Web page and app entries
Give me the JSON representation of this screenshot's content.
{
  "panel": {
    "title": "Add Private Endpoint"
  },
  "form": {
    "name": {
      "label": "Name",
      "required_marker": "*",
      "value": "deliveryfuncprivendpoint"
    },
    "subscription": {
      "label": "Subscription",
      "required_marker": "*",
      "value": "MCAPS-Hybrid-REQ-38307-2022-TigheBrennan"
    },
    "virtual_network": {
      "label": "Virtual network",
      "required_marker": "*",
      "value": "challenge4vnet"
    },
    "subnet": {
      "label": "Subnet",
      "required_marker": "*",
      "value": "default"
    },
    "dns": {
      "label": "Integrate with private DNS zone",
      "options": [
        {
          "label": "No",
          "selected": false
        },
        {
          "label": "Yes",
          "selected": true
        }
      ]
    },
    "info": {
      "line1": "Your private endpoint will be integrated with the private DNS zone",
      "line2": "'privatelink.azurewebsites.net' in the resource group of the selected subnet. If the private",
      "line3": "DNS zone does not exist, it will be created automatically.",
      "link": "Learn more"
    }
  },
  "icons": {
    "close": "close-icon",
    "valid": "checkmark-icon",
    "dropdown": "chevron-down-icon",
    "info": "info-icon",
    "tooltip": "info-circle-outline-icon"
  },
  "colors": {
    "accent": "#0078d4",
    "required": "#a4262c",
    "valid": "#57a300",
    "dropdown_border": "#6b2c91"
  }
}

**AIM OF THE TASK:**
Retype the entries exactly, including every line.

**EXERCISE ANSWER:**
Give me the JSON representation of this screenshot's content.
{
  "panel": {
    "title": "Add Private Endpoint"
  },
  "form": {
    "name": {
      "label": "Name",
      "required_marker": "*",
      "value": "deliveryfuncprivendpoint"
    },
    "subscription": {
      "label": "Subscription",
      "required_marker": "*",
      "value": "MCAPS-Hybrid-REQ-38307-2022-TigheBrennan"
    },
    "virtual_network": {
      "label": "Virtual network",
      "required_marker": "*",
      "value": "challenge4vnet"
    },
    "subnet": {
      "label": "Subnet",
      "required_marker": "*",
      "value": "default"
    },
    "dns": {
      "label": "Integrate with private DNS zone",
      "options": [
        {
          "label": "No",
          "selected": false
        },
        {
          "label": "Yes",
          "selected": true
        }
      ]
    },
    "info": {
      "line1": "Your private endpoint will be integrated with the private DNS zone",
      "line2": "'privatelink.azurewebsites.net' in the resource group of the selected subnet. If the private",
      "line3": "DNS zone does not exist, it will be created automatically.",
      "link": "Learn more"
    }
  },
  "icons": {
    "close": "close-icon",
    "valid": "checkmark-icon",
    "dropdown": "chevron-down-icon",
    "info": "info-icon",
    "tooltip": "info-circle-outline-icon"
  },
  "colors": {
    "accent": "#0078d4",
    "required": "#a4262c",
    "valid": "#57a300",
    "dropdown_border": "#6b2c91"
  }
}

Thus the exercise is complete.